*Task prompt*.
Scan the listing below and copy every line holding "viewDidLoad".

*Records*.

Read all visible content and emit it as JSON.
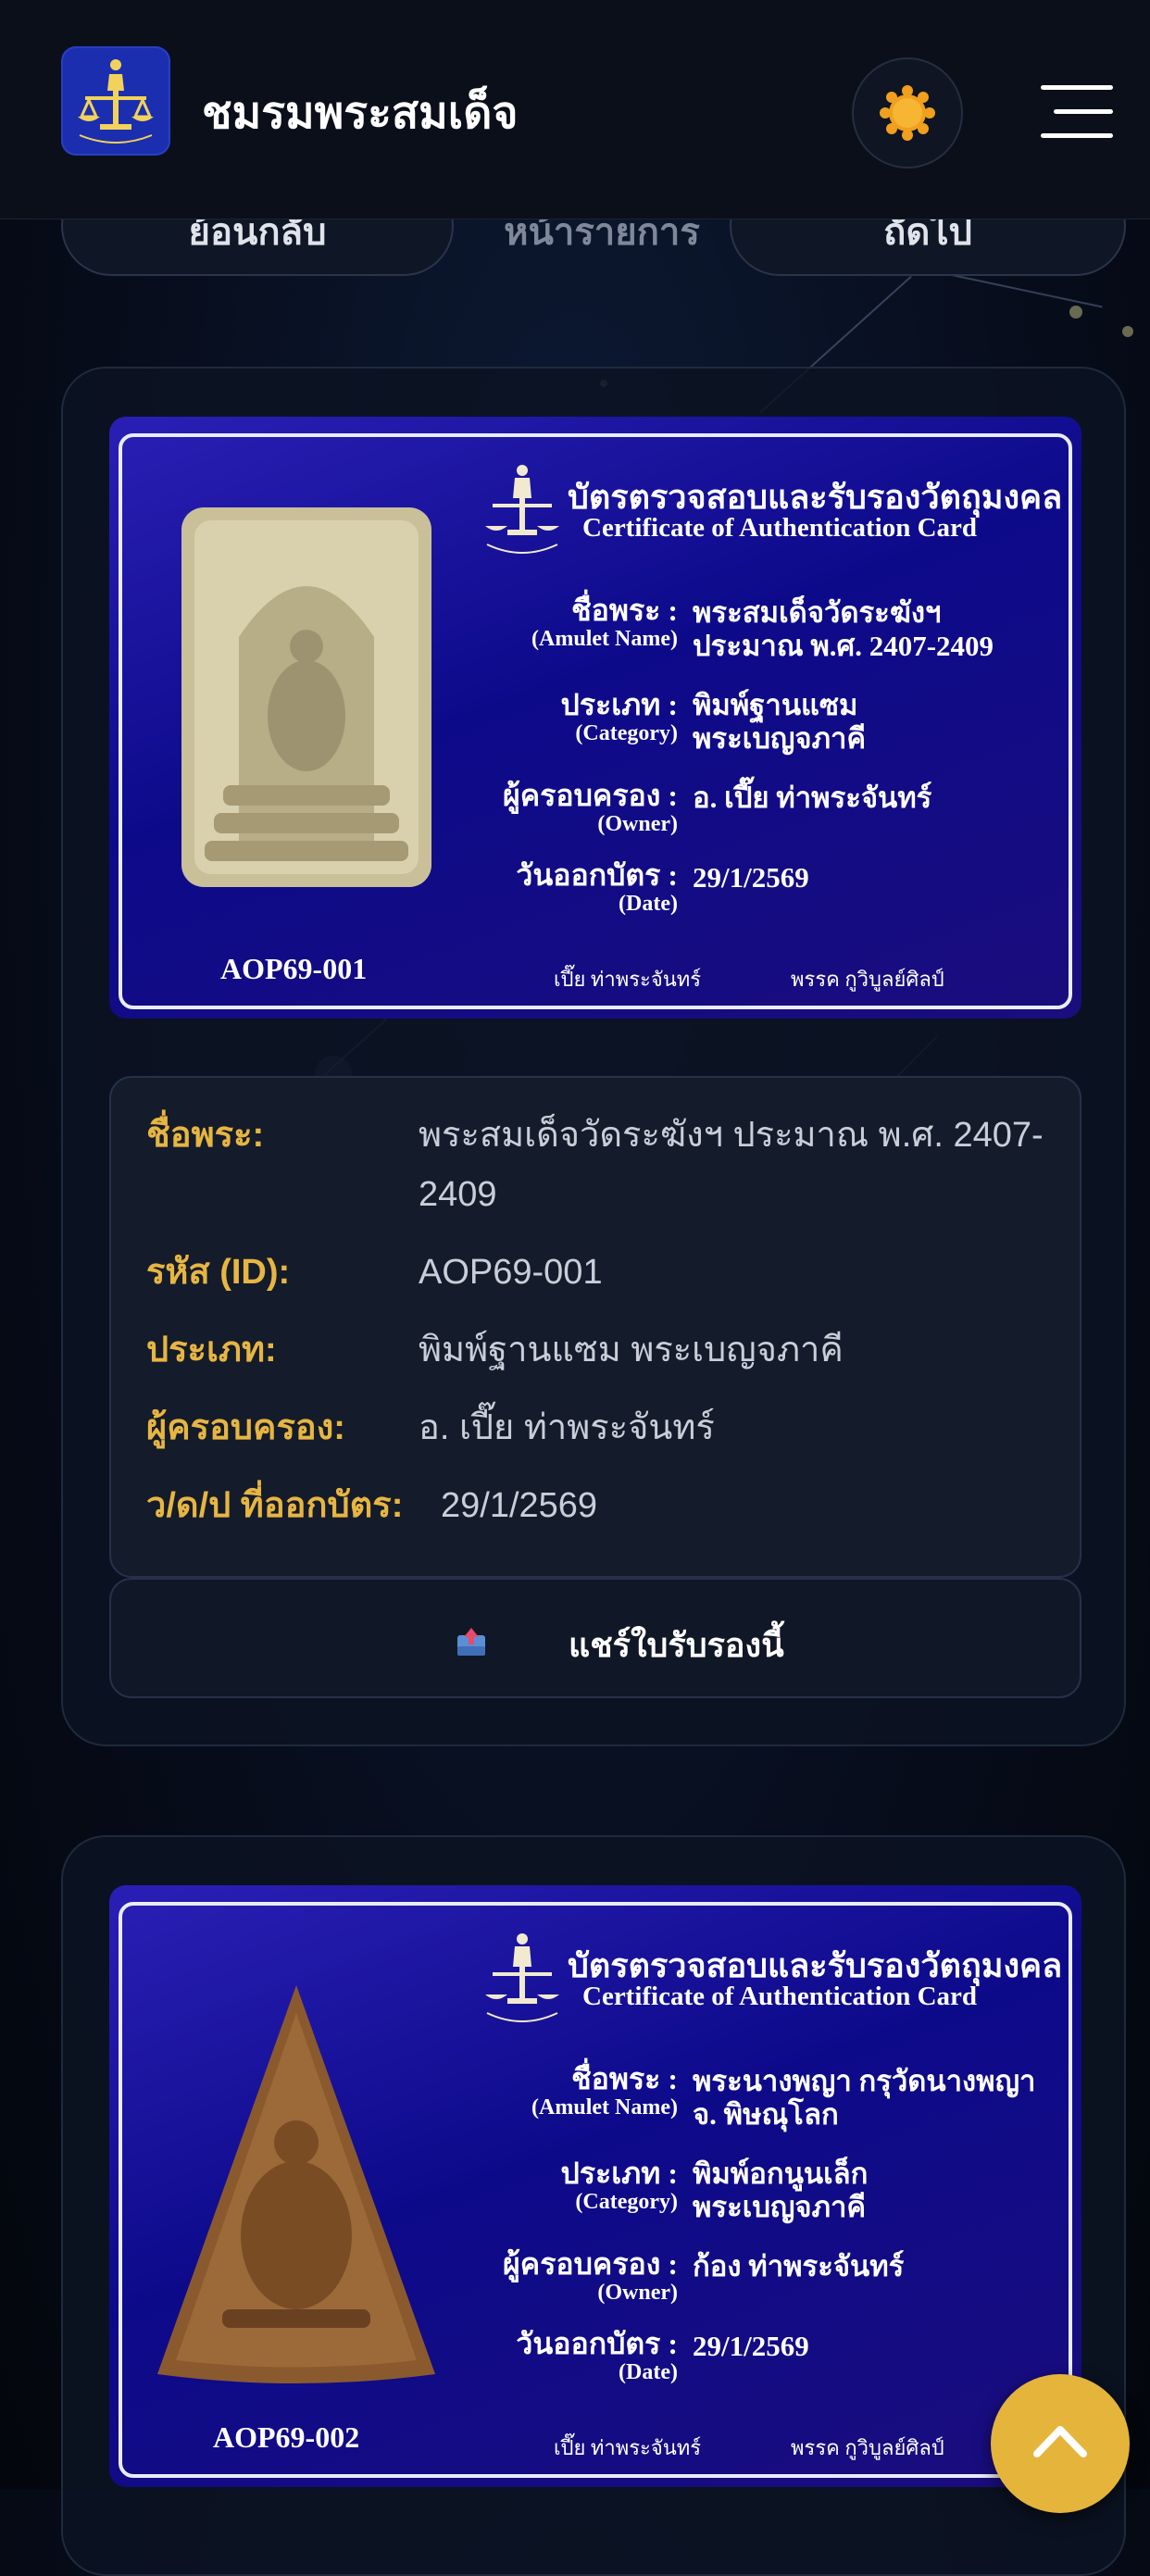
{
  "header": {
    "brand": "ชมรมพระสมเด็จ",
    "theme_icon": "sun-icon",
    "menu_icon": "hamburger-menu-icon"
  },
  "nav": {
    "back_label": "ย้อนกลับ",
    "middle_label": "หน้ารายการ",
    "next_label": "ถัดไป"
  },
  "certificate_common": {
    "title_th": "บัตรตรวจสอบและรับรองวัตถุมงคล",
    "title_en": "Certificate of Authentication Card",
    "lbl_name_th": "ชื่อพระ :",
    "lbl_name_en": "(Amulet Name)",
    "lbl_cat_th": "ประเภท :",
    "lbl_cat_en": "(Category)",
    "lbl_owner_th": "ผู้ครอบครอง :",
    "lbl_owner_en": "(Owner)",
    "lbl_date_th": "วันออกบัตร :",
    "lbl_date_en": "(Date)",
    "sign_left": "เปี๊ย ท่าพระจันทร์",
    "sign_right": "พรรค กูวิบูลย์ศิลป์"
  },
  "cards": [
    {
      "cert": {
        "name_line1": "พระสมเด็จวัดระฆังฯ",
        "name_line2": "ประมาณ พ.ศ. 2407-2409",
        "cat_line1": "พิมพ์ฐานแซม",
        "cat_line2": "พระเบญจภาคี",
        "owner": "อ. เปี๊ย ท่าพระจันทร์",
        "date": "29/1/2569",
        "code": "AOP69-001"
      },
      "info": {
        "name_label": "ชื่อพระ:",
        "name_value": "พระสมเด็จวัดระฆังฯ ประมาณ พ.ศ. 2407-2409",
        "id_label": "รหัส (ID):",
        "id_value": "AOP69-001",
        "category_label": "ประเภท:",
        "category_value": "พิมพ์ฐานแซม พระเบญจภาคี",
        "owner_label": "ผู้ครอบครอง:",
        "owner_value": "อ. เปี๊ย ท่าพระจันทร์",
        "date_label": "ว/ด/ป ที่ออกบัตร:",
        "date_value": "29/1/2569"
      },
      "share_label": "แชร์ใบรับรองนี้"
    },
    {
      "cert": {
        "name_line1": "พระนางพญา กรุวัดนางพญา",
        "name_line2": "จ. พิษณุโลก",
        "cat_line1": "พิมพ์อกนูนเล็ก",
        "cat_line2": "พระเบญจภาคี",
        "owner": "ก้อง ท่าพระจันทร์",
        "date": "29/1/2569",
        "code": "AOP69-002"
      }
    }
  ],
  "scroll_top_icon": "chevron-up-icon"
}
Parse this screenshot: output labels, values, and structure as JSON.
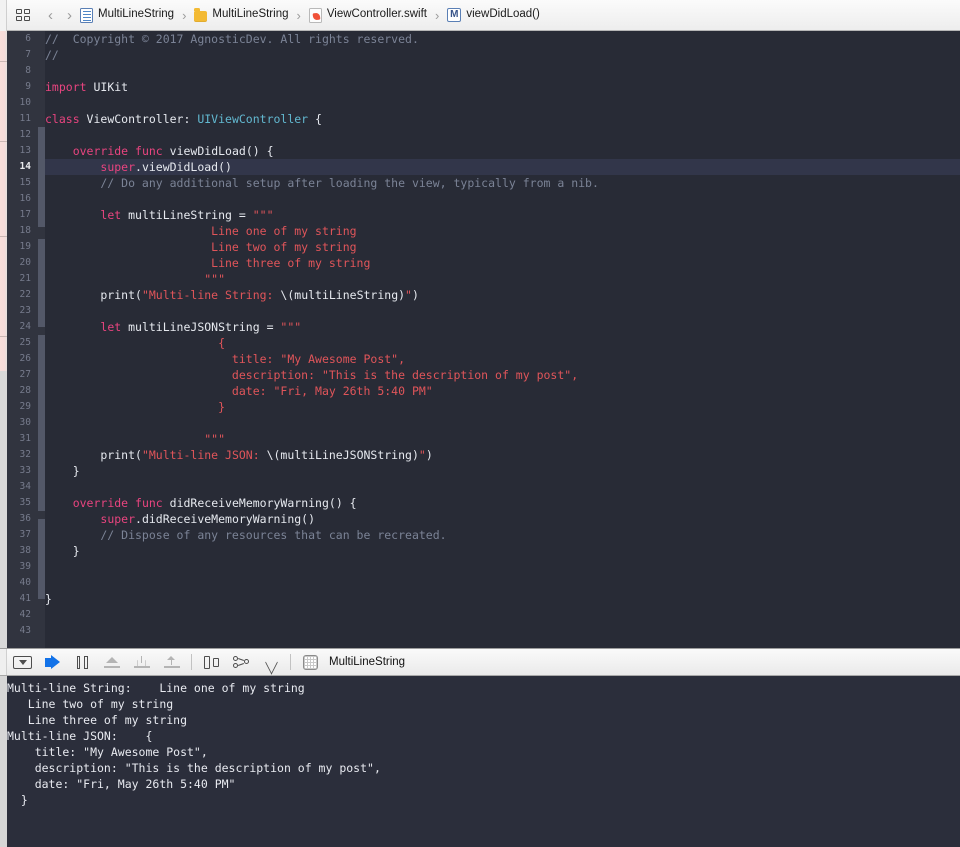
{
  "window": {
    "title": "MultiLineString — ViewController.swift"
  },
  "jumpbar": {
    "related_files_icon": "related-items-icon",
    "back_arrow": "‹",
    "forward_arrow": "›",
    "separator": "›",
    "crumbs": [
      {
        "label": "MultiLineString",
        "icon": "project-icon"
      },
      {
        "label": "MultiLineString",
        "icon": "folder-icon"
      },
      {
        "label": "ViewController.swift",
        "icon": "swift-file-icon"
      },
      {
        "label": "viewDidLoad()",
        "icon": "method-icon",
        "badge": "M"
      }
    ]
  },
  "editor": {
    "current_line": 14,
    "first_visible_line": 6,
    "last_visible_line": 43,
    "colors": {
      "background": "#282b36",
      "gutter": "#31343f",
      "current_line_highlight": "#32364a",
      "keyword": "#e8447f",
      "type": "#62b8d0",
      "plain": "#e6e9ef",
      "comment": "#7b8396",
      "string": "#e0555a",
      "line_number": "#767b8c",
      "modification_bar": "#535868"
    },
    "lines": [
      {
        "n": 6,
        "tokens": [
          {
            "t": "//  Copyright © 2017 AgnosticDev. All rights reserved.",
            "c": "cmt"
          }
        ]
      },
      {
        "n": 7,
        "tokens": [
          {
            "t": "//",
            "c": "cmt"
          }
        ]
      },
      {
        "n": 8,
        "tokens": []
      },
      {
        "n": 9,
        "tokens": [
          {
            "t": "import",
            "c": "kw"
          },
          {
            "t": " ",
            "c": "plain"
          },
          {
            "t": "UIKit",
            "c": "plain"
          }
        ]
      },
      {
        "n": 10,
        "tokens": []
      },
      {
        "n": 11,
        "tokens": [
          {
            "t": "class",
            "c": "kw"
          },
          {
            "t": " ViewController: ",
            "c": "plain"
          },
          {
            "t": "UIViewController",
            "c": "type"
          },
          {
            "t": " {",
            "c": "plain"
          }
        ]
      },
      {
        "n": 12,
        "tokens": []
      },
      {
        "n": 13,
        "tokens": [
          {
            "t": "    ",
            "c": "plain"
          },
          {
            "t": "override",
            "c": "kw"
          },
          {
            "t": " ",
            "c": "plain"
          },
          {
            "t": "func",
            "c": "kw"
          },
          {
            "t": " viewDidLoad() {",
            "c": "plain"
          }
        ]
      },
      {
        "n": 14,
        "tokens": [
          {
            "t": "        ",
            "c": "plain"
          },
          {
            "t": "super",
            "c": "kw"
          },
          {
            "t": ".viewDidLoad()",
            "c": "plain"
          }
        ]
      },
      {
        "n": 15,
        "tokens": [
          {
            "t": "        // Do any additional setup after loading the view, typically from a nib.",
            "c": "cmt"
          }
        ]
      },
      {
        "n": 16,
        "tokens": []
      },
      {
        "n": 17,
        "tokens": [
          {
            "t": "        ",
            "c": "plain"
          },
          {
            "t": "let",
            "c": "kw"
          },
          {
            "t": " multiLineString = ",
            "c": "plain"
          },
          {
            "t": "\"\"\"",
            "c": "str"
          }
        ]
      },
      {
        "n": 18,
        "tokens": [
          {
            "t": "                        Line one of my string",
            "c": "str"
          }
        ]
      },
      {
        "n": 19,
        "tokens": [
          {
            "t": "                        Line two of my string",
            "c": "str"
          }
        ]
      },
      {
        "n": 20,
        "tokens": [
          {
            "t": "                        Line three of my string",
            "c": "str"
          }
        ]
      },
      {
        "n": 21,
        "tokens": [
          {
            "t": "                       \"\"\"",
            "c": "str"
          }
        ]
      },
      {
        "n": 22,
        "tokens": [
          {
            "t": "        print(",
            "c": "plain"
          },
          {
            "t": "\"Multi-line String: ",
            "c": "str"
          },
          {
            "t": "\\(multiLineString)",
            "c": "plain"
          },
          {
            "t": "\"",
            "c": "str"
          },
          {
            "t": ")",
            "c": "plain"
          }
        ]
      },
      {
        "n": 23,
        "tokens": []
      },
      {
        "n": 24,
        "tokens": [
          {
            "t": "        ",
            "c": "plain"
          },
          {
            "t": "let",
            "c": "kw"
          },
          {
            "t": " multiLineJSONString = ",
            "c": "plain"
          },
          {
            "t": "\"\"\"",
            "c": "str"
          }
        ]
      },
      {
        "n": 25,
        "tokens": [
          {
            "t": "                         {",
            "c": "str"
          }
        ]
      },
      {
        "n": 26,
        "tokens": [
          {
            "t": "                           title: \"My Awesome Post\",",
            "c": "str"
          }
        ]
      },
      {
        "n": 27,
        "tokens": [
          {
            "t": "                           description: \"This is the description of my post\",",
            "c": "str"
          }
        ]
      },
      {
        "n": 28,
        "tokens": [
          {
            "t": "                           date: \"Fri, May 26th 5:40 PM\"",
            "c": "str"
          }
        ]
      },
      {
        "n": 29,
        "tokens": [
          {
            "t": "                         }",
            "c": "str"
          }
        ]
      },
      {
        "n": 30,
        "tokens": []
      },
      {
        "n": 31,
        "tokens": [
          {
            "t": "                       \"\"\"",
            "c": "str"
          }
        ]
      },
      {
        "n": 32,
        "tokens": [
          {
            "t": "        print(",
            "c": "plain"
          },
          {
            "t": "\"Multi-line JSON: ",
            "c": "str"
          },
          {
            "t": "\\(multiLineJSONString)",
            "c": "plain"
          },
          {
            "t": "\"",
            "c": "str"
          },
          {
            "t": ")",
            "c": "plain"
          }
        ]
      },
      {
        "n": 33,
        "tokens": [
          {
            "t": "    }",
            "c": "plain"
          }
        ]
      },
      {
        "n": 34,
        "tokens": []
      },
      {
        "n": 35,
        "tokens": [
          {
            "t": "    ",
            "c": "plain"
          },
          {
            "t": "override",
            "c": "kw"
          },
          {
            "t": " ",
            "c": "plain"
          },
          {
            "t": "func",
            "c": "kw"
          },
          {
            "t": " didReceiveMemoryWarning() {",
            "c": "plain"
          }
        ]
      },
      {
        "n": 36,
        "tokens": [
          {
            "t": "        ",
            "c": "plain"
          },
          {
            "t": "super",
            "c": "kw"
          },
          {
            "t": ".didReceiveMemoryWarning()",
            "c": "plain"
          }
        ]
      },
      {
        "n": 37,
        "tokens": [
          {
            "t": "        // Dispose of any resources that can be recreated.",
            "c": "cmt"
          }
        ]
      },
      {
        "n": 38,
        "tokens": [
          {
            "t": "    }",
            "c": "plain"
          }
        ]
      },
      {
        "n": 39,
        "tokens": []
      },
      {
        "n": 40,
        "tokens": []
      },
      {
        "n": 41,
        "tokens": [
          {
            "t": "}",
            "c": "plain"
          }
        ]
      },
      {
        "n": 42,
        "tokens": []
      },
      {
        "n": 43,
        "tokens": []
      }
    ]
  },
  "debugbar": {
    "buttons": [
      {
        "name": "hide-debug-area-button",
        "icon": "panel-toggle-icon",
        "tooltip": "Hide the Debug area"
      },
      {
        "name": "continue-button",
        "icon": "continue-icon",
        "tooltip": "Continue program execution"
      },
      {
        "name": "pause-button",
        "icon": "pause-icon",
        "tooltip": "Pause program execution"
      },
      {
        "name": "step-over-button",
        "icon": "step-over-icon",
        "tooltip": "Step over"
      },
      {
        "name": "step-into-button",
        "icon": "step-into-icon",
        "tooltip": "Step into"
      },
      {
        "name": "step-out-button",
        "icon": "step-out-icon",
        "tooltip": "Step out"
      },
      {
        "name": "view-debugging-button",
        "icon": "view-hierarchy-icon",
        "tooltip": "Debug View Hierarchy"
      },
      {
        "name": "memory-graph-button",
        "icon": "memory-graph-icon",
        "tooltip": "Debug Memory Graph"
      },
      {
        "name": "simulate-location-button",
        "icon": "location-arrow-icon",
        "tooltip": "Simulate Location"
      }
    ],
    "scheme": {
      "icon": "app-icon",
      "label": "MultiLineString"
    }
  },
  "console": {
    "output": "Multi-line String:    Line one of my string\n   Line two of my string\n   Line three of my string\nMulti-line JSON:    {\n    title: \"My Awesome Post\",\n    description: \"This is the description of my post\",\n    date: \"Fri, May 26th 5:40 PM\"\n  }"
  }
}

*Reply to the task*.
        "label": "viewDidLoad()",
            "t": " viewDidLoad() {",
            "t": ".viewDidLoad()",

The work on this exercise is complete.